Records excerpted from a collection:

- - - - - - -

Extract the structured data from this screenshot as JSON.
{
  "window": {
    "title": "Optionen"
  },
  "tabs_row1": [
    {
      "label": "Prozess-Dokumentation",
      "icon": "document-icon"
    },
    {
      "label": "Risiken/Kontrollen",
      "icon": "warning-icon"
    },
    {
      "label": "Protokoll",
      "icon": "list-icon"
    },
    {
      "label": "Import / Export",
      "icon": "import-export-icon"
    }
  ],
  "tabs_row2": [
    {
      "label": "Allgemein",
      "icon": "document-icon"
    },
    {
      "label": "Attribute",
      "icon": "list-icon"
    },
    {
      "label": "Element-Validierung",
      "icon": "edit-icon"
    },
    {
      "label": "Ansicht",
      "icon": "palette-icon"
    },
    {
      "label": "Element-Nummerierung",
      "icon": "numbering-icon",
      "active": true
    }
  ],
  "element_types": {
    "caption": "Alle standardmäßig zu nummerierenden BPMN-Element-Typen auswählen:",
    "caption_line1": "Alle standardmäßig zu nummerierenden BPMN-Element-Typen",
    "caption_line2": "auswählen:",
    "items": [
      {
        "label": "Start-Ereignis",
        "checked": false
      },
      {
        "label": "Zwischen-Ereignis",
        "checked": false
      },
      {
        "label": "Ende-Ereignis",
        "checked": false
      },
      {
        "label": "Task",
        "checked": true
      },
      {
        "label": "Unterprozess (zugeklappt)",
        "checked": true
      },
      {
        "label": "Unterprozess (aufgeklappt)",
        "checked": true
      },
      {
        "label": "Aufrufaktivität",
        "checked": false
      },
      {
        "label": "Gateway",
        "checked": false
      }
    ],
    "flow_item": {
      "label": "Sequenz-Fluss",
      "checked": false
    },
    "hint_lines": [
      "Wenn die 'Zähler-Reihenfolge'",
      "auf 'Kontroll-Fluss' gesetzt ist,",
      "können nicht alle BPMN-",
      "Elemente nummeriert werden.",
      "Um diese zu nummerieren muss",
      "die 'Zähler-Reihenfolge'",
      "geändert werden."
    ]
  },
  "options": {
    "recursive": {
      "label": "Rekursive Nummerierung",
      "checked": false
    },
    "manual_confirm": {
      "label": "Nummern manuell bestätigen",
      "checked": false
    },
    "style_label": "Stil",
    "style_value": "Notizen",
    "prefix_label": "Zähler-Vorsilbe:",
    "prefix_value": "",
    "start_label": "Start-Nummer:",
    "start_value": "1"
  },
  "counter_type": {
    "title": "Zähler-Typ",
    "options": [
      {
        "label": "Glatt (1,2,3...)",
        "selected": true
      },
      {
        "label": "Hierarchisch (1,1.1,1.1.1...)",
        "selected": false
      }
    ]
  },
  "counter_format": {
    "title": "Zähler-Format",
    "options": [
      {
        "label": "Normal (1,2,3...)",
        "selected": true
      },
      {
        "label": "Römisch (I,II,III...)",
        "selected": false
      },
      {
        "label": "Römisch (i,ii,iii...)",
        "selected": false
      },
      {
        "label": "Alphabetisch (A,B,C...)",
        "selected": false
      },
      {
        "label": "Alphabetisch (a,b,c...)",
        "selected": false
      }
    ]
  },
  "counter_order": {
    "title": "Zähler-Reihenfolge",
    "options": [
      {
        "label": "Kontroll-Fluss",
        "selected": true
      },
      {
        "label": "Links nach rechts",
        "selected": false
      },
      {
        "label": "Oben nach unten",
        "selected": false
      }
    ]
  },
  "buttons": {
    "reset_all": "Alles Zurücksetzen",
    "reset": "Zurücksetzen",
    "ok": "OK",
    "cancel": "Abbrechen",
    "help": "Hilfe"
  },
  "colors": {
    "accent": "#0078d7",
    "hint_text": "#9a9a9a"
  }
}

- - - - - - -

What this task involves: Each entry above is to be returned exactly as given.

Answer area:
Extract the structured data from this screenshot as JSON.
{
  "window": {
    "title": "Optionen"
  },
  "tabs_row1": [
    {
      "label": "Prozess-Dokumentation",
      "icon": "document-icon"
    },
    {
      "label": "Risiken/Kontrollen",
      "icon": "warning-icon"
    },
    {
      "label": "Protokoll",
      "icon": "list-icon"
    },
    {
      "label": "Import / Export",
      "icon": "import-export-icon"
    }
  ],
  "tabs_row2": [
    {
      "label": "Allgemein",
      "icon": "document-icon"
    },
    {
      "label": "Attribute",
      "icon": "list-icon"
    },
    {
      "label": "Element-Validierung",
      "icon": "edit-icon"
    },
    {
      "label": "Ansicht",
      "icon": "palette-icon"
    },
    {
      "label": "Element-Nummerierung",
      "icon": "numbering-icon",
      "active": true
    }
  ],
  "element_types": {
    "caption": "Alle standardmäßig zu nummerierenden BPMN-Element-Typen auswählen:",
    "caption_line1": "Alle standardmäßig zu nummerierenden BPMN-Element-Typen",
    "caption_line2": "auswählen:",
    "items": [
      {
        "label": "Start-Ereignis",
        "checked": false
      },
      {
        "label": "Zwischen-Ereignis",
        "checked": false
      },
      {
        "label": "Ende-Ereignis",
        "checked": false
      },
      {
        "label": "Task",
        "checked": true
      },
      {
        "label": "Unterprozess (zugeklappt)",
        "checked": true
      },
      {
        "label": "Unterprozess (aufgeklappt)",
        "checked": true
      },
      {
        "label": "Aufrufaktivität",
        "checked": false
      },
      {
        "label": "Gateway",
        "checked": false
      }
    ],
    "flow_item": {
      "label": "Sequenz-Fluss",
      "checked": false
    },
    "hint_lines": [
      "Wenn die 'Zähler-Reihenfolge'",
      "auf 'Kontroll-Fluss' gesetzt ist,",
      "können nicht alle BPMN-",
      "Elemente nummeriert werden.",
      "Um diese zu nummerieren muss",
      "die 'Zähler-Reihenfolge'",
      "geändert werden."
    ]
  },
  "options": {
    "recursive": {
      "label": "Rekursive Nummerierung",
      "checked": false
    },
    "manual_confirm": {
      "label": "Nummern manuell bestätigen",
      "checked": false
    },
    "style_label": "Stil",
    "style_value": "Notizen",
    "prefix_label": "Zähler-Vorsilbe:",
    "prefix_value": "",
    "start_label": "Start-Nummer:",
    "start_value": "1"
  },
  "counter_type": {
    "title": "Zähler-Typ",
    "options": [
      {
        "label": "Glatt (1,2,3...)",
        "selected": true
      },
      {
        "label": "Hierarchisch (1,1.1,1.1.1...)",
        "selected": false
      }
    ]
  },
  "counter_format": {
    "title": "Zähler-Format",
    "options": [
      {
        "label": "Normal (1,2,3...)",
        "selected": true
      },
      {
        "label": "Römisch (I,II,III...)",
        "selected": false
      },
      {
        "label": "Römisch (i,ii,iii...)",
        "selected": false
      },
      {
        "label": "Alphabetisch (A,B,C...)",
        "selected": false
      },
      {
        "label": "Alphabetisch (a,b,c...)",
        "selected": false
      }
    ]
  },
  "counter_order": {
    "title": "Zähler-Reihenfolge",
    "options": [
      {
        "label": "Kontroll-Fluss",
        "selected": true
      },
      {
        "label": "Links nach rechts",
        "selected": false
      },
      {
        "label": "Oben nach unten",
        "selected": false
      }
    ]
  },
  "buttons": {
    "reset_all": "Alles Zurücksetzen",
    "reset": "Zurücksetzen",
    "ok": "OK",
    "cancel": "Abbrechen",
    "help": "Hilfe"
  },
  "colors": {
    "accent": "#0078d7",
    "hint_text": "#9a9a9a"
  }
}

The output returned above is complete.